31 days 807.3km is a small volume, roughly the size of a Moleskin notebook, chronicling a 31 day 801.3km trip across northern Spain. This book is one part of a larger project that includes web and video components as well. The project as a whole is one part again of Oh’s overarching one man project: World of DDanjit I cannot read any of the site’s text, but it seems to be a cataloging of the world, something to which I can relate.
31 days 807.3km is broken into roughly three equal sections. The first is a reproduction of Oh’s Moleskin journal pages written during the trip. It is from these journals that the book takes its size and shape, imitating a Moleskin notebook. This section has feeling. The handwriting has smudged and we can see text bleeding through from the backside of each page. As we read one experience we anticipate what is to come and reflect on what happened previously. This text is, obviously enough, in Korean with bits of copied text and web URLs in English. As I cannot read this text, I will say only that the reproduction of the notebook pages feels right; I feel like I’m being stealing into someone’s private thoughts (that were left laying about so I might buy them…). I assume that if I could read the text, this is what I would find, the starts and stops of experience.
The second section is a series of photographs that reprise the travelogue in visual form. The bulk of the photographs are landscapes; many are the well worn trope of a road or track receding towards the horizon. There are few people or buildings. The photographs are like walking: one foot in front of the other, slowly building into a journey of 807.3 kilometers. Several photographs do stand above and are absolutely beautiful in their atmospheric quality. One, in particular, grabs my attention: in the foreground there are mounds of dirt that look like Korean tombs but are nothing more than piles of fill, in the middle ground a line of trees extends halfway across horizon with the last few trees wind blown back, and in the background half screened by the trees a small town gives way to a blue horizon beneath a blue sky. The photographs are all horizontal, printed full page, two to a spread so that one must turn the book sideways to see them properly. There are two exceptions to this: a vertical of a church is run halfway (and could have been edited out) and the closing horizontal image of the sea that is run double truck also and forces the reader to turn the book back to its normal orientation. It is a nice transition.
The third section we return to text. Days, dates, locations and distances are in large blue lettering overlaid on top of background text describing the journey. Facts and figures; cold and hard. The design amplifies the content. We end with a blue map dotted with (Google) map pins.

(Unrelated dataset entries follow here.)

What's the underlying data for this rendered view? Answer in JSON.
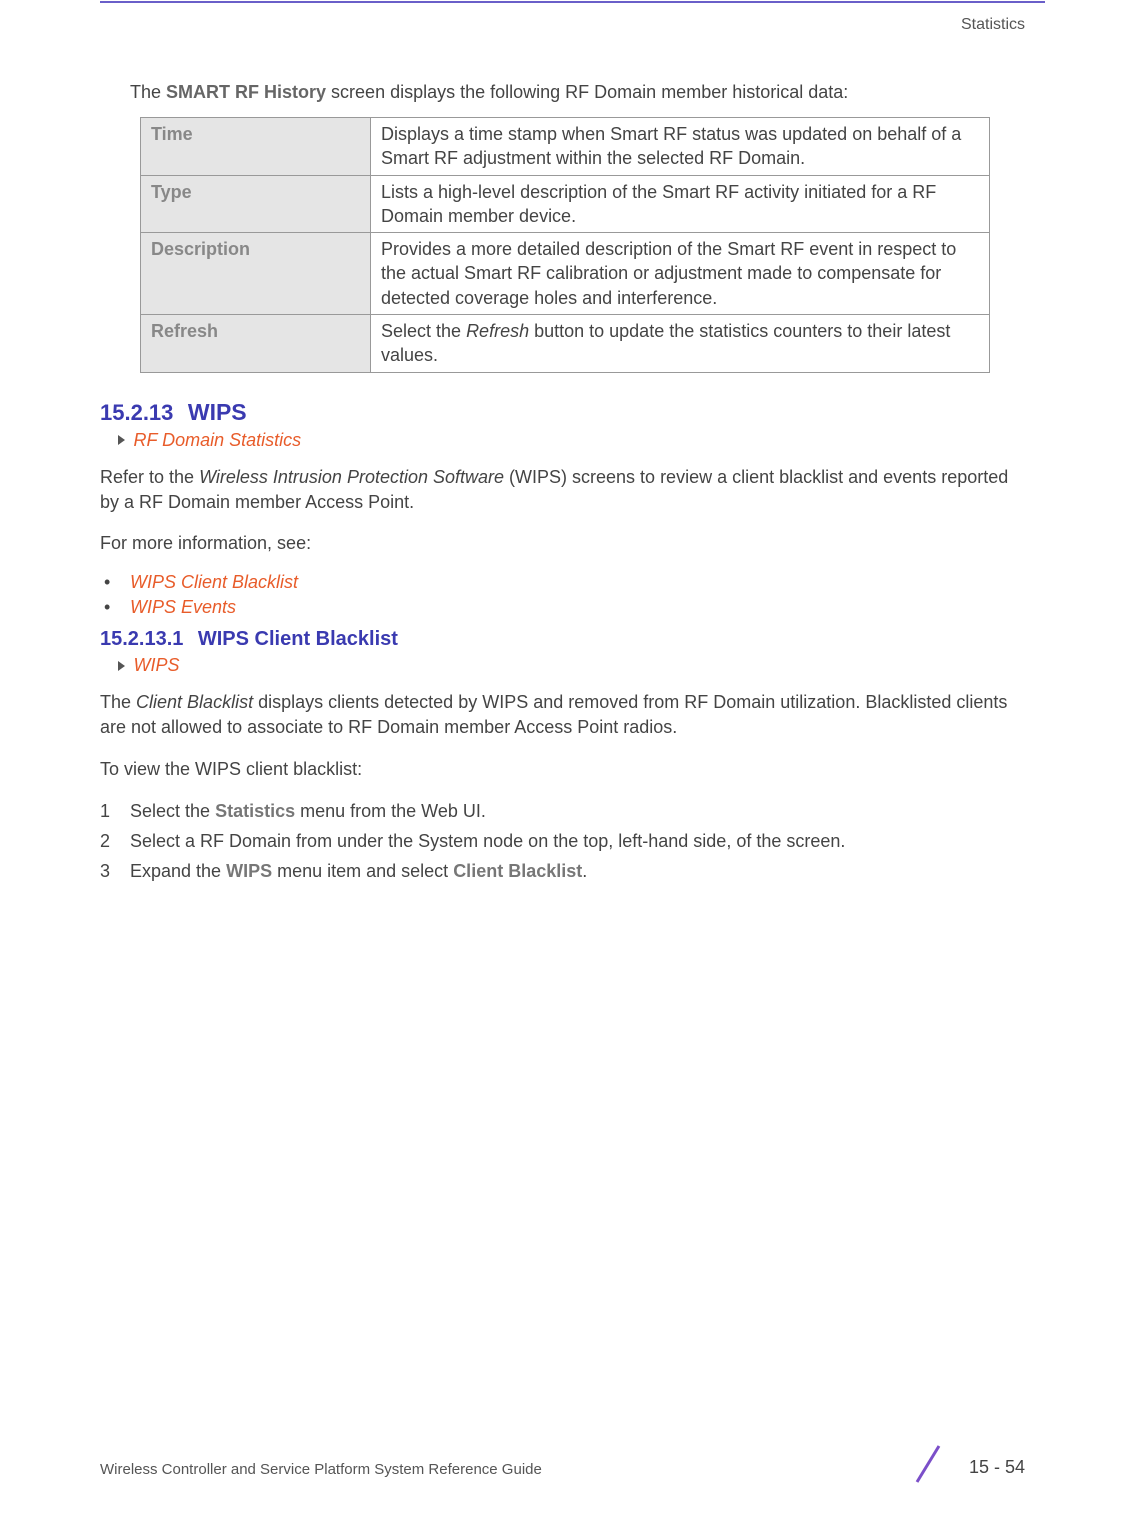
{
  "header": {
    "section_label": "Statistics"
  },
  "intro": {
    "pre": "The ",
    "bold": "SMART RF History",
    "post": " screen displays the following RF Domain member historical data:"
  },
  "table_rows": [
    {
      "term": "Time",
      "def_pre": "Displays a time stamp when Smart RF status was updated on behalf of a Smart RF adjustment within the selected RF Domain.",
      "def_italic": "",
      "def_post": ""
    },
    {
      "term": "Type",
      "def_pre": "Lists a high-level description of the Smart RF activity initiated for a RF Domain member device.",
      "def_italic": "",
      "def_post": ""
    },
    {
      "term": "Description",
      "def_pre": "Provides a more detailed description of the Smart RF event in respect to the actual Smart RF calibration or adjustment made to compensate for detected coverage holes and interference.",
      "def_italic": "",
      "def_post": ""
    },
    {
      "term": "Refresh",
      "def_pre": "Select the ",
      "def_italic": "Refresh",
      "def_post": " button to update the statistics counters to their latest values."
    }
  ],
  "section": {
    "num": "15.2.13",
    "title": "WIPS",
    "breadcrumb": "RF Domain Statistics",
    "para_pre": "Refer to the ",
    "para_italic": "Wireless Intrusion Protection Software",
    "para_post": " (WIPS) screens to review a client blacklist and events reported by a RF Domain member Access Point.",
    "more_info": "For more information, see:",
    "bullets": [
      "WIPS Client Blacklist",
      "WIPS Events"
    ]
  },
  "subsection": {
    "num": "15.2.13.1",
    "title": "WIPS Client Blacklist",
    "breadcrumb": "WIPS",
    "para_pre": "The ",
    "para_italic": "Client Blacklist",
    "para_post": " displays clients detected by WIPS and removed from RF Domain utilization. Blacklisted clients are not allowed to associate to RF Domain member Access Point radios.",
    "steps_intro": "To view the WIPS client blacklist:",
    "steps": [
      {
        "pre": "Select the ",
        "b1": "Statistics",
        "mid": " menu from the Web UI.",
        "b2": "",
        "post": ""
      },
      {
        "pre": "Select a RF Domain from under the System node on the top, left-hand side, of the screen.",
        "b1": "",
        "mid": "",
        "b2": "",
        "post": ""
      },
      {
        "pre": "Expand the ",
        "b1": "WIPS",
        "mid": " menu item and select ",
        "b2": "Client Blacklist",
        "post": "."
      }
    ]
  },
  "footer": {
    "left": "Wireless Controller and Service Platform System Reference Guide",
    "right": "15 - 54"
  }
}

We have three travelogues that reinterpret the same trip through different filters. We begin with the personal experience: direct, smudged, imperfect, tangential. One event or thought bleeding between past and future experiences. Our journey is next mediated by a machine eye. We have facts and visual clues but truth is still elusive. These facts are up for interpretation and reinterpretation. The suggest but cannot define. We end with a journey distilled into fact: distances traveled, cities visited, dates, times.
The journal pages I cannot understand, but I understand the idea of a journey that they embody. When I travel, I keep similar notebooks. The photographs present less a specific place for me than a rich suggestive vein of possibility. The facts and figures leave me cold and I can do little but flip through. It is the hand written notes and photographs that hold my attention. Neither provides me literal facts but each presents a journey taken and suggests journeys yet to be taken.
It all makes sitting in this windowless, fluorescent lit, cavernous room more bearable.
31 days 807.3km